WHAT YOU SHOULD DO =
Repeat the whole listing exactly as written.

SUPPLIED ENTRIES =
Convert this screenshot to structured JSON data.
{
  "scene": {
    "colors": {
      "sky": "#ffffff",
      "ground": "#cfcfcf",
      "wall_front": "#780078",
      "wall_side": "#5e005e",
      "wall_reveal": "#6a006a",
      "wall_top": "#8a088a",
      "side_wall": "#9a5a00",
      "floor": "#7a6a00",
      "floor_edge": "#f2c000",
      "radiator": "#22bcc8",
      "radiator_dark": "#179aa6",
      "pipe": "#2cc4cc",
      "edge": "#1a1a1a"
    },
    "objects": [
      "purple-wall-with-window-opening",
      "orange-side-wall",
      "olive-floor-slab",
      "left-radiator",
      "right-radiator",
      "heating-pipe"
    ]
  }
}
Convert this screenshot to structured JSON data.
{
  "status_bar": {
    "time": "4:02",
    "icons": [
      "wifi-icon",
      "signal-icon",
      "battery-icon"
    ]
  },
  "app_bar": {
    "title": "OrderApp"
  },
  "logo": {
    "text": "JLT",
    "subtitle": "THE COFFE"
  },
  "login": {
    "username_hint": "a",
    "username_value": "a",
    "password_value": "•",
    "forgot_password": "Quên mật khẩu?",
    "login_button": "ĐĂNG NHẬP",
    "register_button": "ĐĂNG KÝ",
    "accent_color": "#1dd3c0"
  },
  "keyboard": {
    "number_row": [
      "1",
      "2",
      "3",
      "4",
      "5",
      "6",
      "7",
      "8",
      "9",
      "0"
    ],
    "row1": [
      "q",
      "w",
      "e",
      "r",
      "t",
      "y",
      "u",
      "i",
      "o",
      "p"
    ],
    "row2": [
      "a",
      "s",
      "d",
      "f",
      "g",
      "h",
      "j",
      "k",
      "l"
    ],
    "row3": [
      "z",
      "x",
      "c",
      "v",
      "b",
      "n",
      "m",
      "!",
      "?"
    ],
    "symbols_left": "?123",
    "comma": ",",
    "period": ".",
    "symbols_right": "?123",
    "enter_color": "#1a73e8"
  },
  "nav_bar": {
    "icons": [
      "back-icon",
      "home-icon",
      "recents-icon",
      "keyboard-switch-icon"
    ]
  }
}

EXPECTED ANSWER =
Convert this screenshot to structured JSON data.
{
  "scene": {
    "colors": {
      "sky": "#ffffff",
      "ground": "#cfcfcf",
      "wall_front": "#780078",
      "wall_side": "#5e005e",
      "wall_reveal": "#6a006a",
      "wall_top": "#8a088a",
      "side_wall": "#9a5a00",
      "floor": "#7a6a00",
      "floor_edge": "#f2c000",
      "radiator": "#22bcc8",
      "radiator_dark": "#179aa6",
      "pipe": "#2cc4cc",
      "edge": "#1a1a1a"
    },
    "objects": [
      "purple-wall-with-window-opening",
      "orange-side-wall",
      "olive-floor-slab",
      "left-radiator",
      "right-radiator",
      "heating-pipe"
    ]
  }
}
Convert this screenshot to structured JSON data.
{
  "status_bar": {
    "time": "4:02",
    "icons": [
      "wifi-icon",
      "signal-icon",
      "battery-icon"
    ]
  },
  "app_bar": {
    "title": "OrderApp"
  },
  "logo": {
    "text": "JLT",
    "subtitle": "THE COFFE"
  },
  "login": {
    "username_hint": "a",
    "username_value": "a",
    "password_value": "•",
    "forgot_password": "Quên mật khẩu?",
    "login_button": "ĐĂNG NHẬP",
    "register_button": "ĐĂNG KÝ",
    "accent_color": "#1dd3c0"
  },
  "keyboard": {
    "number_row": [
      "1",
      "2",
      "3",
      "4",
      "5",
      "6",
      "7",
      "8",
      "9",
      "0"
    ],
    "row1": [
      "q",
      "w",
      "e",
      "r",
      "t",
      "y",
      "u",
      "i",
      "o",
      "p"
    ],
    "row2": [
      "a",
      "s",
      "d",
      "f",
      "g",
      "h",
      "j",
      "k",
      "l"
    ],
    "row3": [
      "z",
      "x",
      "c",
      "v",
      "b",
      "n",
      "m",
      "!",
      "?"
    ],
    "symbols_left": "?123",
    "comma": ",",
    "period": ".",
    "symbols_right": "?123",
    "enter_color": "#1a73e8"
  },
  "nav_bar": {
    "icons": [
      "back-icon",
      "home-icon",
      "recents-icon",
      "keyboard-switch-icon"
    ]
  }
}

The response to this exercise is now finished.